Work instructions: Pictures should not appear in the copy; the records themselves must be written out exactly.

Raw data section start

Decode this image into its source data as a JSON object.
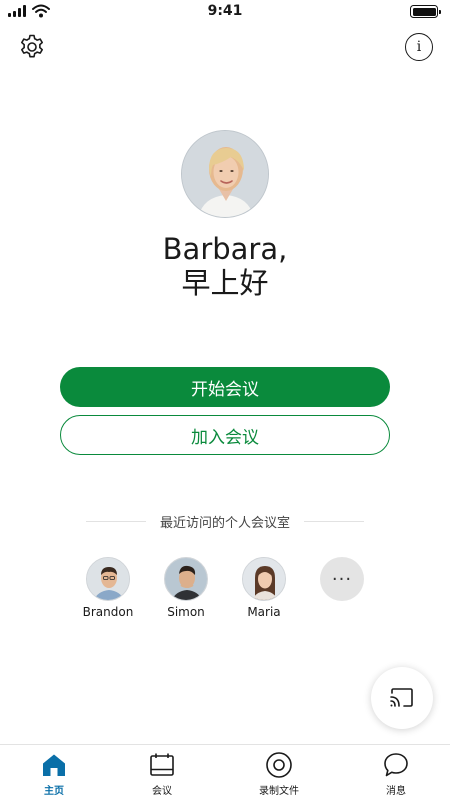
{
  "status_bar": {
    "time": "9:41"
  },
  "header": {
    "info_symbol": "i"
  },
  "greeting": {
    "name": "Barbara,",
    "message": "早上好"
  },
  "actions": {
    "start_label": "开始会议",
    "join_label": "加入会议"
  },
  "recent": {
    "title": "最近访问的个人会议室",
    "contacts": [
      {
        "name": "Brandon"
      },
      {
        "name": "Simon"
      },
      {
        "name": "Maria"
      }
    ],
    "more_symbol": "···"
  },
  "tabs": [
    {
      "label": "主页",
      "icon": "home-icon",
      "active": true
    },
    {
      "label": "会议",
      "icon": "calendar-icon",
      "active": false
    },
    {
      "label": "录制文件",
      "icon": "record-icon",
      "active": false
    },
    {
      "label": "消息",
      "icon": "chat-icon",
      "active": false
    }
  ],
  "colors": {
    "primary_green": "#0a8a3c",
    "active_tab_blue": "#0a6fa8"
  }
}
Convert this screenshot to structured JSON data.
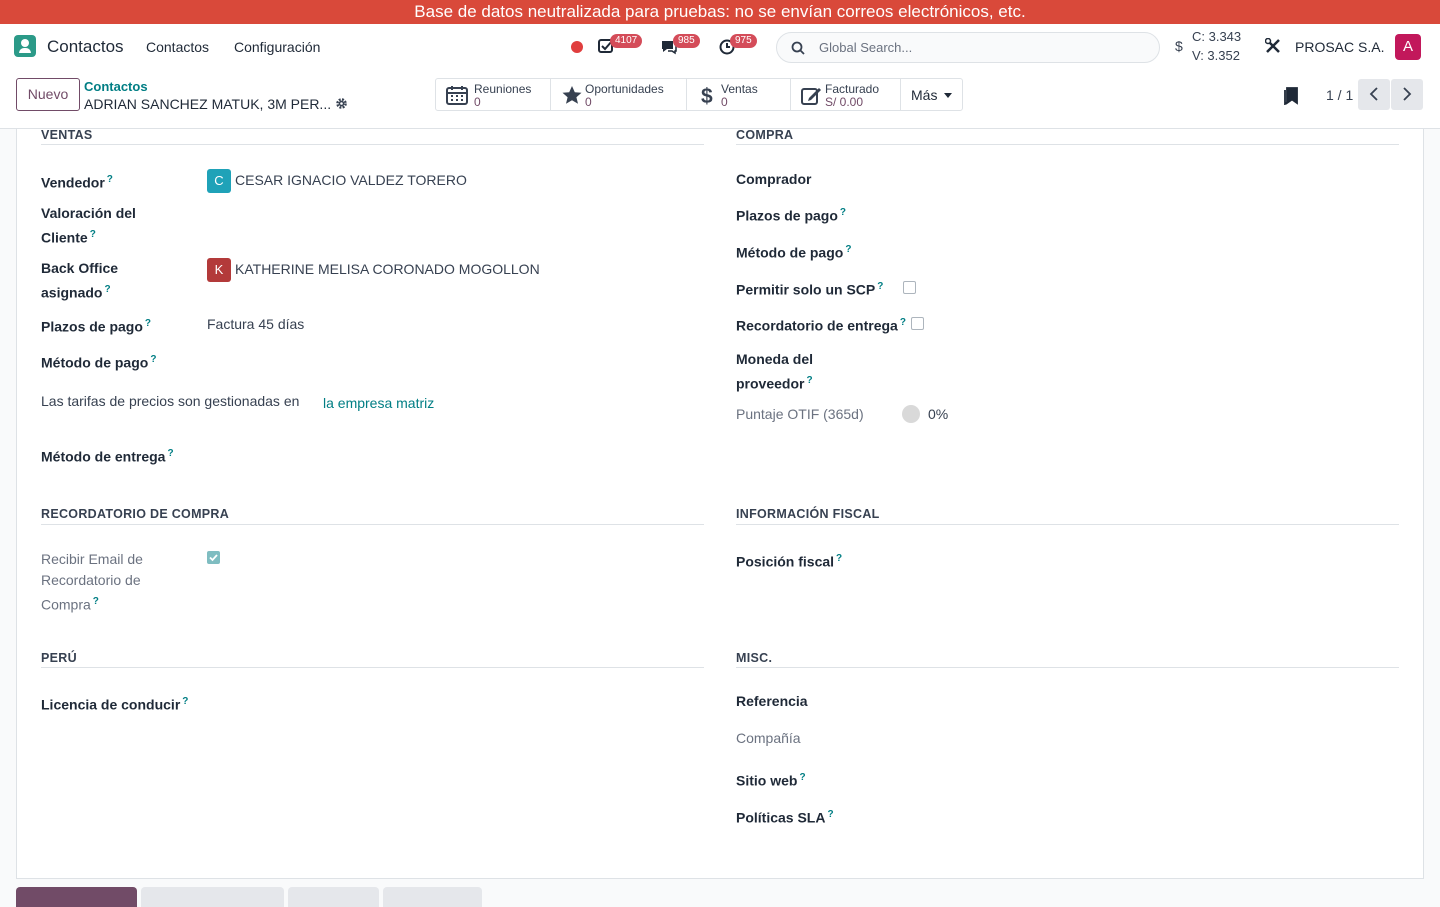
{
  "banner": {
    "text": "Base de datos neutralizada para pruebas: no se envían correos electrónicos, etc."
  },
  "navbar": {
    "app_name": "Contactos",
    "menu": [
      "Contactos",
      "Configuración"
    ],
    "activities_count": "4107",
    "messages_count": "985",
    "timer_count": "975",
    "search_placeholder": "Global Search...",
    "currency_symbol": "$",
    "rate_buy": "C: 3.343",
    "rate_sell": "V: 3.352",
    "company": "PROSAC S.A.",
    "avatar_letter": "A",
    "colors": {
      "brand": "#714b67",
      "banner": "#d9493a",
      "badge": "#d44c59",
      "link": "#017e84"
    }
  },
  "control": {
    "new_button": "Nuevo",
    "breadcrumb": "Contactos",
    "record_name": "ADRIAN SANCHEZ MATUK, 3M PER...",
    "stats": [
      {
        "label": "Reuniones",
        "value": "0",
        "icon": "calendar-icon"
      },
      {
        "label": "Oportunidades",
        "value": "0",
        "icon": "star-icon"
      },
      {
        "label": "Ventas",
        "value": "0",
        "icon": "dollar-icon"
      },
      {
        "label": "Facturado",
        "value": "S/ 0.00",
        "icon": "invoice-edit-icon"
      }
    ],
    "more": "Más",
    "pager": "1 / 1"
  },
  "ventas": {
    "title": "VENTAS",
    "vendedor_label": "Vendedor",
    "vendedor_initial": "C",
    "vendedor_value": "CESAR IGNACIO VALDEZ TORERO",
    "valoracion_label_1": "Valoración del",
    "valoracion_label_2": "Cliente",
    "backoffice_label_1": "Back Office",
    "backoffice_label_2": "asignado",
    "backoffice_initial": "K",
    "backoffice_value": "KATHERINE MELISA CORONADO MOGOLLON",
    "plazos_label": "Plazos de pago",
    "plazos_value": "Factura 45 días",
    "metodo_label": "Método de pago",
    "tarifas_text": "Las tarifas de precios son gestionadas en",
    "tarifas_link": "la empresa matriz",
    "entrega_label": "Método de entrega"
  },
  "compra": {
    "title": "COMPRA",
    "comprador_label": "Comprador",
    "plazos_label": "Plazos de pago",
    "metodo_label": "Método de pago",
    "scp_label": "Permitir solo un SCP",
    "scp_checked": false,
    "recordatorio_label": "Recordatorio de entrega",
    "recordatorio_checked": false,
    "moneda_label_1": "Moneda del",
    "moneda_label_2": "proveedor",
    "otif_label": "Puntaje OTIF (365d)",
    "otif_value": "0%"
  },
  "recordatorio_compra": {
    "title": "RECORDATORIO DE COMPRA",
    "email_label_1": "Recibir Email de",
    "email_label_2": "Recordatorio de",
    "email_label_3": "Compra",
    "email_checked": true
  },
  "fiscal": {
    "title": "INFORMACIÓN FISCAL",
    "posicion_label": "Posición fiscal"
  },
  "peru": {
    "title": "PERÚ",
    "licencia_label": "Licencia de conducir"
  },
  "misc": {
    "title": "MISC.",
    "referencia_label": "Referencia",
    "compania_label": "Compañía",
    "sitio_label": "Sitio web",
    "sla_label": "Políticas SLA"
  },
  "help_mark": "?"
}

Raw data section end

Task solution:
Decode this image into its source data as a JSON object.
{
  "status_bar": {
    "time": "9:41"
  },
  "header": {
    "info_symbol": "i"
  },
  "greeting": {
    "name": "Barbara,",
    "message": "早上好"
  },
  "actions": {
    "start_label": "开始会议",
    "join_label": "加入会议"
  },
  "recent": {
    "title": "最近访问的个人会议室",
    "contacts": [
      {
        "name": "Brandon"
      },
      {
        "name": "Simon"
      },
      {
        "name": "Maria"
      }
    ],
    "more_symbol": "···"
  },
  "tabs": [
    {
      "label": "主页",
      "icon": "home-icon",
      "active": true
    },
    {
      "label": "会议",
      "icon": "calendar-icon",
      "active": false
    },
    {
      "label": "录制文件",
      "icon": "record-icon",
      "active": false
    },
    {
      "label": "消息",
      "icon": "chat-icon",
      "active": false
    }
  ],
  "colors": {
    "primary_green": "#0a8a3c",
    "active_tab_blue": "#0a6fa8"
  }
}
Convert this screenshot to structured JSON data.
{
  "banner": {
    "text": "Base de datos neutralizada para pruebas: no se envían correos electrónicos, etc."
  },
  "navbar": {
    "app_name": "Contactos",
    "menu": [
      "Contactos",
      "Configuración"
    ],
    "activities_count": "4107",
    "messages_count": "985",
    "timer_count": "975",
    "search_placeholder": "Global Search...",
    "currency_symbol": "$",
    "rate_buy": "C: 3.343",
    "rate_sell": "V: 3.352",
    "company": "PROSAC S.A.",
    "avatar_letter": "A",
    "colors": {
      "brand": "#714b67",
      "banner": "#d9493a",
      "badge": "#d44c59",
      "link": "#017e84"
    }
  },
  "control": {
    "new_button": "Nuevo",
    "breadcrumb": "Contactos",
    "record_name": "ADRIAN SANCHEZ MATUK, 3M PER...",
    "stats": [
      {
        "label": "Reuniones",
        "value": "0",
        "icon": "calendar-icon"
      },
      {
        "label": "Oportunidades",
        "value": "0",
        "icon": "star-icon"
      },
      {
        "label": "Ventas",
        "value": "0",
        "icon": "dollar-icon"
      },
      {
        "label": "Facturado",
        "value": "S/ 0.00",
        "icon": "invoice-edit-icon"
      }
    ],
    "more": "Más",
    "pager": "1 / 1"
  },
  "ventas": {
    "title": "VENTAS",
    "vendedor_label": "Vendedor",
    "vendedor_initial": "C",
    "vendedor_value": "CESAR IGNACIO VALDEZ TORERO",
    "valoracion_label_1": "Valoración del",
    "valoracion_label_2": "Cliente",
    "backoffice_label_1": "Back Office",
    "backoffice_label_2": "asignado",
    "backoffice_initial": "K",
    "backoffice_value": "KATHERINE MELISA CORONADO MOGOLLON",
    "plazos_label": "Plazos de pago",
    "plazos_value": "Factura 45 días",
    "metodo_label": "Método de pago",
    "tarifas_text": "Las tarifas de precios son gestionadas en",
    "tarifas_link": "la empresa matriz",
    "entrega_label": "Método de entrega"
  },
  "compra": {
    "title": "COMPRA",
    "comprador_label": "Comprador",
    "plazos_label": "Plazos de pago",
    "metodo_label": "Método de pago",
    "scp_label": "Permitir solo un SCP",
    "scp_checked": false,
    "recordatorio_label": "Recordatorio de entrega",
    "recordatorio_checked": false,
    "moneda_label_1": "Moneda del",
    "moneda_label_2": "proveedor",
    "otif_label": "Puntaje OTIF (365d)",
    "otif_value": "0%"
  },
  "recordatorio_compra": {
    "title": "RECORDATORIO DE COMPRA",
    "email_label_1": "Recibir Email de",
    "email_label_2": "Recordatorio de",
    "email_label_3": "Compra",
    "email_checked": true
  },
  "fiscal": {
    "title": "INFORMACIÓN FISCAL",
    "posicion_label": "Posición fiscal"
  },
  "peru": {
    "title": "PERÚ",
    "licencia_label": "Licencia de conducir"
  },
  "misc": {
    "title": "MISC.",
    "referencia_label": "Referencia",
    "compania_label": "Compañía",
    "sitio_label": "Sitio web",
    "sla_label": "Políticas SLA"
  },
  "help_mark": "?"
}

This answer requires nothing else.